While the Iraqi Christian exodus is an important lesson that should be heeded (and it is an understandable cause explaining why more American Christians embrace a non-interventionist foreign policy), Muslim thinkers who challenge these Christians’ approach have a valid point: allowing these dictators to barrel bomb their own people, arrest and torture dissidents, and commit other horrific human rights violations and crimes against humanity is immoral. Christianity, they argue, must certainly expect greater of Christians than to stand by and permit injustice. These Muslim thinkers are right.

However, the response to this issue should not be to criticize the political alliances of Christians who live as second class citizens without the civil liberties Americans enjoy and who are regularly threatened by extremist groups. Their alliances with non-democratic regimes are often a survival tactic and what the community perceives as the least harmful option on the table.

In taking Hamid up on his offer of dialogue, Christians should push back on his own response to this dilemma that, due to their inherent illiberal tendencies, “Islamists are never going to be 100 percent cool with minorities.” When democracy produces an illiberal outcome, minorities have a valid reason to be fearful of democratic movements that threaten their wellbeing.

Many Western Christians themselves agree with Hamid that they should always align themselves with democratic movements, even when they produce illiberal outcomes and when many of their co-religionists in the Middle East are fearful of them. To give an example, one Christian advocate recently wrote that for “the sake of religious freedom, the prosperity of the Middle East, and our own national security, Northeast Syria’s experiment in freedom must be protected.”

While coming from a well-intentioned sentiment, this argument sidesteps the plight of the majority of Syria’s Christians, who live in territory governed by the Assad regime and not in the northeast. Dodging the burning questions about democracy and pluralism will only perpetuate violations against religious liberty and instability in the Middle East.

There are three questions that should serve as a springboard for Christian-Muslim dialogue about US policy in the Middle East:

  • Why should the US support a political movement in a given country that itself has yet to gain the trust of vulnerable minority groups in the country?
  • Should the US support unelected leaders at the expense of democratization in the name of preserving religious pluralism or preventing sectarian conflict?
  • Is there a middle ground between supporting people’s right to elect their own leaders while also protecting minorities from any threats democratic movements may pose to their religious liberty or wellbeing?
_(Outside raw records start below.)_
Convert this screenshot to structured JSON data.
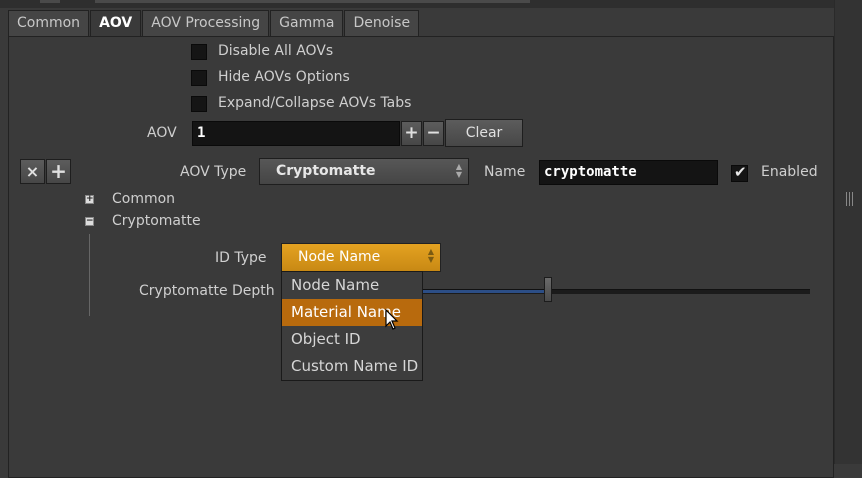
{
  "tabs": [
    "Common",
    "AOV",
    "AOV Processing",
    "Gamma",
    "Denoise"
  ],
  "active_tab": "AOV",
  "options": {
    "disable_all_aovs": "Disable All AOVs",
    "hide_aovs_options": "Hide AOVs Options",
    "expand_collapse": "Expand/Collapse AOVs Tabs"
  },
  "aov": {
    "label": "AOV",
    "count": "1",
    "plus": "+",
    "minus": "−",
    "clear": "Clear"
  },
  "entry": {
    "remove": "×",
    "add": "+",
    "type_label": "AOV Type",
    "type_value": "Cryptomatte",
    "name_label": "Name",
    "name_value": "cryptomatte",
    "enabled_label": "Enabled",
    "enabled": true
  },
  "tree": {
    "common": "Common",
    "cryptomatte": "Cryptomatte"
  },
  "id_type": {
    "label": "ID Type",
    "value": "Node Name",
    "options": [
      "Node Name",
      "Material Name",
      "Object ID",
      "Custom Name ID"
    ],
    "hovered_index": 1
  },
  "depth": {
    "label": "Cryptomatte Depth"
  },
  "colors": {
    "accent": "#b86a0d",
    "dropdown_open": "#d8981a",
    "slider_fill": "#2c4e86"
  }
}
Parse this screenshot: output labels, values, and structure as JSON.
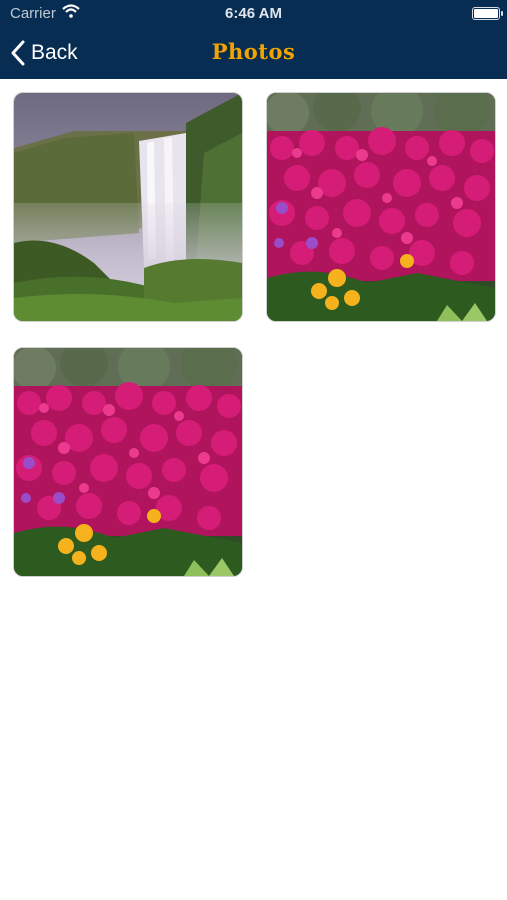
{
  "status_bar": {
    "carrier": "Carrier",
    "time": "6:46 AM"
  },
  "nav": {
    "back_label": "Back",
    "title": "Photos"
  },
  "colors": {
    "header_bg": "#072d52",
    "title": "#f2a300"
  },
  "photos": [
    {
      "subject": "waterfall"
    },
    {
      "subject": "magenta-flowers"
    },
    {
      "subject": "magenta-flowers"
    }
  ]
}
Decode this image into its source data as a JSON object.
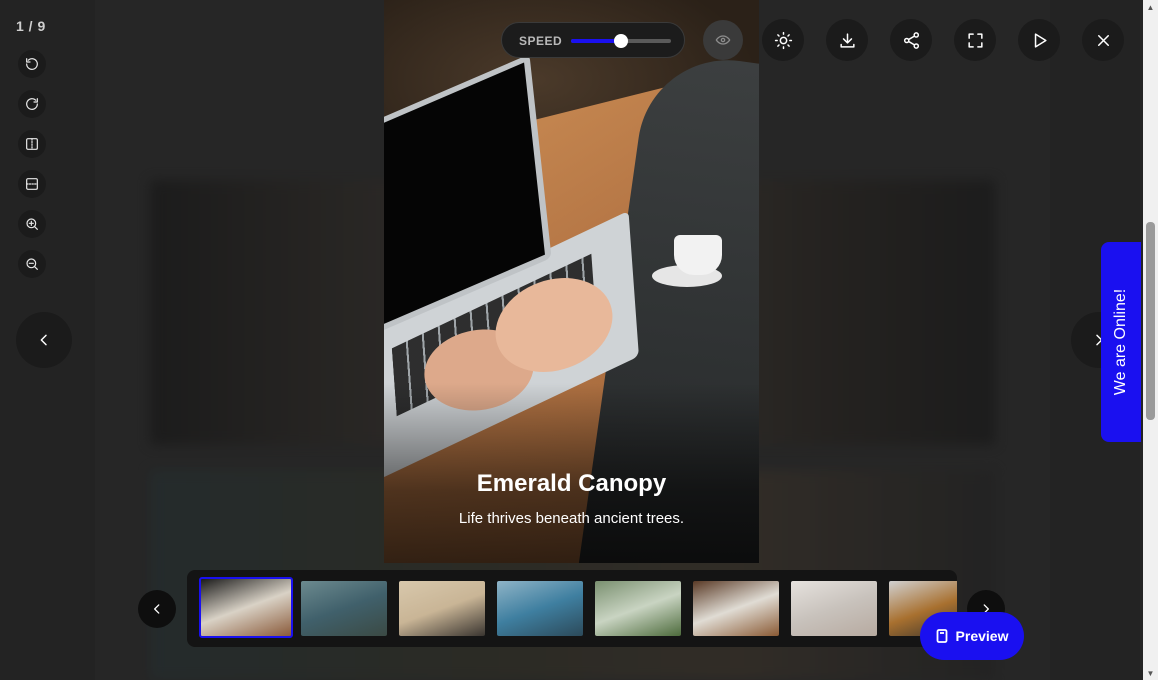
{
  "viewer": {
    "counter": "1 / 9",
    "speed_label": "SPEED",
    "speed_value": 0.5
  },
  "slide": {
    "title": "Emerald Canopy",
    "subtitle": "Life thrives beneath ancient trees."
  },
  "side_tools": [
    {
      "name": "rotate-left-icon"
    },
    {
      "name": "rotate-right-icon"
    },
    {
      "name": "flip-horizontal-icon"
    },
    {
      "name": "flip-vertical-icon"
    },
    {
      "name": "zoom-in-icon"
    },
    {
      "name": "zoom-out-icon"
    }
  ],
  "top_actions": [
    {
      "name": "eye-icon"
    },
    {
      "name": "brightness-icon"
    },
    {
      "name": "download-icon"
    },
    {
      "name": "share-icon"
    },
    {
      "name": "fullscreen-icon"
    },
    {
      "name": "play-icon"
    },
    {
      "name": "close-icon"
    }
  ],
  "thumbnails": [
    {
      "colors": [
        "#1b1b1b",
        "#d9d2c6",
        "#8a5a3a"
      ],
      "active": true
    },
    {
      "colors": [
        "#6c8a8f",
        "#40606b",
        "#3b4a44"
      ]
    },
    {
      "colors": [
        "#d8c8ac",
        "#c9b596",
        "#3a3530"
      ]
    },
    {
      "colors": [
        "#8fb4c7",
        "#3f7fa0",
        "#2c4a5a"
      ]
    },
    {
      "colors": [
        "#7a9070",
        "#c9d4c2",
        "#4d6b3c"
      ]
    },
    {
      "colors": [
        "#5a3a26",
        "#e0dcd4",
        "#8a5a34"
      ]
    },
    {
      "colors": [
        "#e6e2de",
        "#c8c2bc",
        "#b7aaa0"
      ]
    },
    {
      "colors": [
        "#d1d1d1",
        "#a8702f",
        "#2d2d2d"
      ]
    }
  ],
  "preview": {
    "label": "Preview"
  },
  "chat_tab": {
    "label": "We are Online!"
  },
  "colors": {
    "accent": "#1a10f0",
    "panel": "#1b1b1b"
  }
}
Ignoring the democracy versus pluralism dilemma fails to address the core issue facing both communities at the onset and consequently will not yield a Middle East friendlier to human rights and religious liberty. This debate is one that governments and politicians themselves cannot lead. Civil society is where this discussion must take place, and believers themselves are the ones who should lead it.

While it is helpful for governments, politicians, and political activists to contribute toward improving the relationship between Christians and Muslims, believers should recognize those groups’ inability to address the substantive issues facing their communities and, when necessary, criticize actors who seek to use multi-faith dialogue as a distraction from human rights violations.


Steven Howard is currently an MA candidate in human rights at the Catholic University of America and the national outreach director for In Defense of Christians. He previously served as a Peace Corps volunteer in Morocco.

Photo Credit: Assyrian Church of the East Cathedral in Ankawa, Iraq. By Levi Clancy, via Wikimedia Commons.